By Sue Jackson
Guerrilla gardens might not have ‘owners’ but they sure have defenders, as Yarra Council discovered when it tried to wipe out the gardens.
At its regular monthly meeting in August, Melbourne’s Yarra Council won itself a green star for forward thinking. Instead of razing local unauthorised street gardens as it had threatened to shortly before the meeting, it did a complete about-face, voting unanimously to become a champion of such initiatives instead.
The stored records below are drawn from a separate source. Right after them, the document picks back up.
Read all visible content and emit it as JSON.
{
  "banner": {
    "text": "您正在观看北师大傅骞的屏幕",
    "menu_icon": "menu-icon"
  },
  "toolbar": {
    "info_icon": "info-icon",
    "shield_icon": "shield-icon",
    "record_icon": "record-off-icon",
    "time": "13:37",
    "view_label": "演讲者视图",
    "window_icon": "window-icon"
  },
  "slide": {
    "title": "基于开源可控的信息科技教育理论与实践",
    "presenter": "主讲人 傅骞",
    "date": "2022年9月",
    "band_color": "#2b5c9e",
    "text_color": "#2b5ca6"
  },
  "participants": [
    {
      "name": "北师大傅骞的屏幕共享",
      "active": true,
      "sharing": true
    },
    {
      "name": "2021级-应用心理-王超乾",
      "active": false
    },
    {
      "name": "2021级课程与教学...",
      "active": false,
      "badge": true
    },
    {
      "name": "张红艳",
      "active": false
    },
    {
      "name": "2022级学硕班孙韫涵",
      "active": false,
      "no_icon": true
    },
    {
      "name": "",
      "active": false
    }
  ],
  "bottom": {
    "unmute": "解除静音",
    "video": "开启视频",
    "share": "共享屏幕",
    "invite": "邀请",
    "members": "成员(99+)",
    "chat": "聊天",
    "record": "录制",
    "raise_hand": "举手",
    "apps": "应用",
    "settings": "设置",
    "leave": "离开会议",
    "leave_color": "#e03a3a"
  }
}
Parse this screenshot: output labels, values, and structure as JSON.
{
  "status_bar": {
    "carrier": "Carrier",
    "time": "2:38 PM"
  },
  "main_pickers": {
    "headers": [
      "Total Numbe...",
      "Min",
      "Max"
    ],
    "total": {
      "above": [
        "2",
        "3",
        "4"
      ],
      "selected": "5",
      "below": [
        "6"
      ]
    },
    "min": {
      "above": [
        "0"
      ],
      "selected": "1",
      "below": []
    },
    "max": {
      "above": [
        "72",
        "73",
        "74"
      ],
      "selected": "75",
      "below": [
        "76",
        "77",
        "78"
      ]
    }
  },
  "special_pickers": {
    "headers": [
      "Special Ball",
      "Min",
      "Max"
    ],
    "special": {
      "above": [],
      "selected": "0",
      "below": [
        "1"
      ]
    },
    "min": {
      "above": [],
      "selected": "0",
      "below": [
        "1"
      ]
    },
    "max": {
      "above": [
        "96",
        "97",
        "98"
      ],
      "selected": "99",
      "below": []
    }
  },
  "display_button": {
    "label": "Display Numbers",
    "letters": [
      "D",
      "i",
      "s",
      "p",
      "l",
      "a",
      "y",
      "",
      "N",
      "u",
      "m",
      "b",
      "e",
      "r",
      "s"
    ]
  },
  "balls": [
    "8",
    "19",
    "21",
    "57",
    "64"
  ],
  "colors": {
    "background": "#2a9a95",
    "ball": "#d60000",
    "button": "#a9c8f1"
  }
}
Yarra, like quite a few other municipalities, is increasingly becoming dotted with community-initiated gardens. These include registered, secure community gardens that councils approve and support, but there are also others — guerilla gardens located in places like planter boxes in the street or on abandoned public land, which are established without prior council approval. As their survival relies on councils turning a blind eye, the future of each individual garden of this type is always precarious.
Guerilla gardeners live with this knowledge, but tend to push it to the back of their minds. At least that had been the case for me and my fellow renegades at Windmill Foodgarden @ Tramstop 22 in the inner-city Melbourne suburb of Clifton Hill — right up until the axe fell in early August. The story of what happened next — the spontaneous campaign which overturned a silly decision so successfully that enemies of guerrilla gardens are now its friends — might be useful to anyone else out there trying to bring change on this issue at a local level.
Read full post at New Matilda